No one believes Facebook is honest.
According to the Mercury News, the most recent research survey from the Ponemon Institute — a Michigan-based research group which surveys Americans’ opinions on privacy, data protection and information security policy — found that only 27 percent of Americans now believe Facebook is committed to protecting the privacy of their personal information.
The 27 percent figure was 52 percentage points lower than the same survey in 2017.
“We found that people care deeply about their privacy and when there is a mega data breach, as in the case of Facebook, people will express their concern,” said the institute’s chairman Larry Ponemon to NBC News. “And some people will actually vote with their feet and leave.”
Apparently Mark Zuckerberg’s testimony before Congress did nothing to help. We’re not surprised. To think that Zukerberg cares about anything other than money is an absurd position to take. According to the Ponemon Institute, American’s obviously aren’t all that absurd.
The bad news, survey respondents want more transparency and protections surrounding their Facebook user data.
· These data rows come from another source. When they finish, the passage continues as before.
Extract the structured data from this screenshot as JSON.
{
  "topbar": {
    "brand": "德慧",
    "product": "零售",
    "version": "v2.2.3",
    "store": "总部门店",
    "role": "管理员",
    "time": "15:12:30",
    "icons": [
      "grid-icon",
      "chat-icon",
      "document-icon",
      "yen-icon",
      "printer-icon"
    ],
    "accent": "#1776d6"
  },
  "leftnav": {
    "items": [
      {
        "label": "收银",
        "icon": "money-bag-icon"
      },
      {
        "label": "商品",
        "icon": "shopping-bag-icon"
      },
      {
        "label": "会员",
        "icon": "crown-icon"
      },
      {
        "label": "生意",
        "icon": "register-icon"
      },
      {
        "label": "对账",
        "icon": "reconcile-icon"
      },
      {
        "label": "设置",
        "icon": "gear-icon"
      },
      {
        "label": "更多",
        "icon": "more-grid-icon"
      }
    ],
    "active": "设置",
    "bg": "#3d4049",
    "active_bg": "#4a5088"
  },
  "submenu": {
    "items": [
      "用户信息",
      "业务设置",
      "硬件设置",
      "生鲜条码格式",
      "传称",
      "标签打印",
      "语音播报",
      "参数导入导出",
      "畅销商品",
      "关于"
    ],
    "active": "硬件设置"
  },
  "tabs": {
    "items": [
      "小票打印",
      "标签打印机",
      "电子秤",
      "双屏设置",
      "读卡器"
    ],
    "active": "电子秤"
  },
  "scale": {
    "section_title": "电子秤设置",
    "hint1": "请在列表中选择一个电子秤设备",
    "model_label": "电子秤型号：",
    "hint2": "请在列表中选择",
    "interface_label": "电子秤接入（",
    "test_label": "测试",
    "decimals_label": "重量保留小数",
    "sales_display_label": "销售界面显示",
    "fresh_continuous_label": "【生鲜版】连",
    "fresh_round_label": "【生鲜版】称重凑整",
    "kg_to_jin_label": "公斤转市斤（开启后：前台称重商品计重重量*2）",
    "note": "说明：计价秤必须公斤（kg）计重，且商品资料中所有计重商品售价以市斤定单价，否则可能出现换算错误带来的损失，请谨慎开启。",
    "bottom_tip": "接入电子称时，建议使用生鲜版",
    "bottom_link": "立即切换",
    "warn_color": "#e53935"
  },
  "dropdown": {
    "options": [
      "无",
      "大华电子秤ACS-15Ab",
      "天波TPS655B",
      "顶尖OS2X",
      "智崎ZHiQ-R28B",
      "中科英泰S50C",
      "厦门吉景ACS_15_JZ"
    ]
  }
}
It’s bad news because that would take Congressional action. Which even fewer people have confidence in.